**What the task requires**
Search the entries below for the word "start" and copy each line that has it.

---------- Records for this exercise ----------

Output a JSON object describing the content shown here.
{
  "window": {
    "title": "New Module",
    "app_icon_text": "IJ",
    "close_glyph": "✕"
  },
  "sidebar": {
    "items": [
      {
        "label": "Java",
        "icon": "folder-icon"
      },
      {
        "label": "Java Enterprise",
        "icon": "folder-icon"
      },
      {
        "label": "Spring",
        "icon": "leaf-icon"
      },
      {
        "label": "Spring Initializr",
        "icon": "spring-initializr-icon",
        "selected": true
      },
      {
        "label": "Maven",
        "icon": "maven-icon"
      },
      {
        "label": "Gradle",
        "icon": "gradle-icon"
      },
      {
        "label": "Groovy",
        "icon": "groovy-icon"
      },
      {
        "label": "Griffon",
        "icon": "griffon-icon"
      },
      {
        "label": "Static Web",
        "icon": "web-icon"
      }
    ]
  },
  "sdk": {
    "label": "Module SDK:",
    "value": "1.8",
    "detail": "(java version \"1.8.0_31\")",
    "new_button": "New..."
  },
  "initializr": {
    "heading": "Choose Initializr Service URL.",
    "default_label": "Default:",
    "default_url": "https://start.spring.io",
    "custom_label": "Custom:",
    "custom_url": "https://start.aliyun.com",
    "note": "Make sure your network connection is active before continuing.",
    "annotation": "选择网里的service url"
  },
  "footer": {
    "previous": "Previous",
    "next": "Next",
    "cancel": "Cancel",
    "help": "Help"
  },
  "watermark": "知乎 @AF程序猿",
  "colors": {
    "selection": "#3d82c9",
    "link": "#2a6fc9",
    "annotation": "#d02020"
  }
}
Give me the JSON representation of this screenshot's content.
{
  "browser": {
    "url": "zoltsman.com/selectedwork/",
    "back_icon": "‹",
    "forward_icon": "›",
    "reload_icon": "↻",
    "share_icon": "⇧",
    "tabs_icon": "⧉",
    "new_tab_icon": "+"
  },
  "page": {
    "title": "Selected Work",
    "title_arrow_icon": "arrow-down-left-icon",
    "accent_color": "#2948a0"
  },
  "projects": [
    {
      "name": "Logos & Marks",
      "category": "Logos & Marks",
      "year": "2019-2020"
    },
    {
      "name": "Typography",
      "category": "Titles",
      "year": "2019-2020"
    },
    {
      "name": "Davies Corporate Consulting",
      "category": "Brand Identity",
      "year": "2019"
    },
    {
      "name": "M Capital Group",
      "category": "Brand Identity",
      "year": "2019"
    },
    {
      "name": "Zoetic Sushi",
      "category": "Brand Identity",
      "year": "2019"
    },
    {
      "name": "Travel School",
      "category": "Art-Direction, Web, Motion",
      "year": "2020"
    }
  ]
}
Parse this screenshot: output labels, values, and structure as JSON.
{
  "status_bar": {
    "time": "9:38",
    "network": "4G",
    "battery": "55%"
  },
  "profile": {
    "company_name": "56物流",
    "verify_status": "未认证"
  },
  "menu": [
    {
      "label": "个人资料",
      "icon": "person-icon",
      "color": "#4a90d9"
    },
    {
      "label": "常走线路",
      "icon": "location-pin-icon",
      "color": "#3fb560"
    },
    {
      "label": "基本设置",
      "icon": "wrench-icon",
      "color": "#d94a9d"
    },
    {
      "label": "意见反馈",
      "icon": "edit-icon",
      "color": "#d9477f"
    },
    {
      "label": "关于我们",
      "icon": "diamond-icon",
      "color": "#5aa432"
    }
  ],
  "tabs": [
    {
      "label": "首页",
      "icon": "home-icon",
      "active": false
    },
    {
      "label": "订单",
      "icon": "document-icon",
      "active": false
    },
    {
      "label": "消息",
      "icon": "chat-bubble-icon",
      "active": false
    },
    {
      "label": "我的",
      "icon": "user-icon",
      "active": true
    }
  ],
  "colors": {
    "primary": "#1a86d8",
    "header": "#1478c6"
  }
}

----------

**Solution to the problem**
    "default_url": "https://start.spring.io",
    "custom_url": "https://start.aliyun.com",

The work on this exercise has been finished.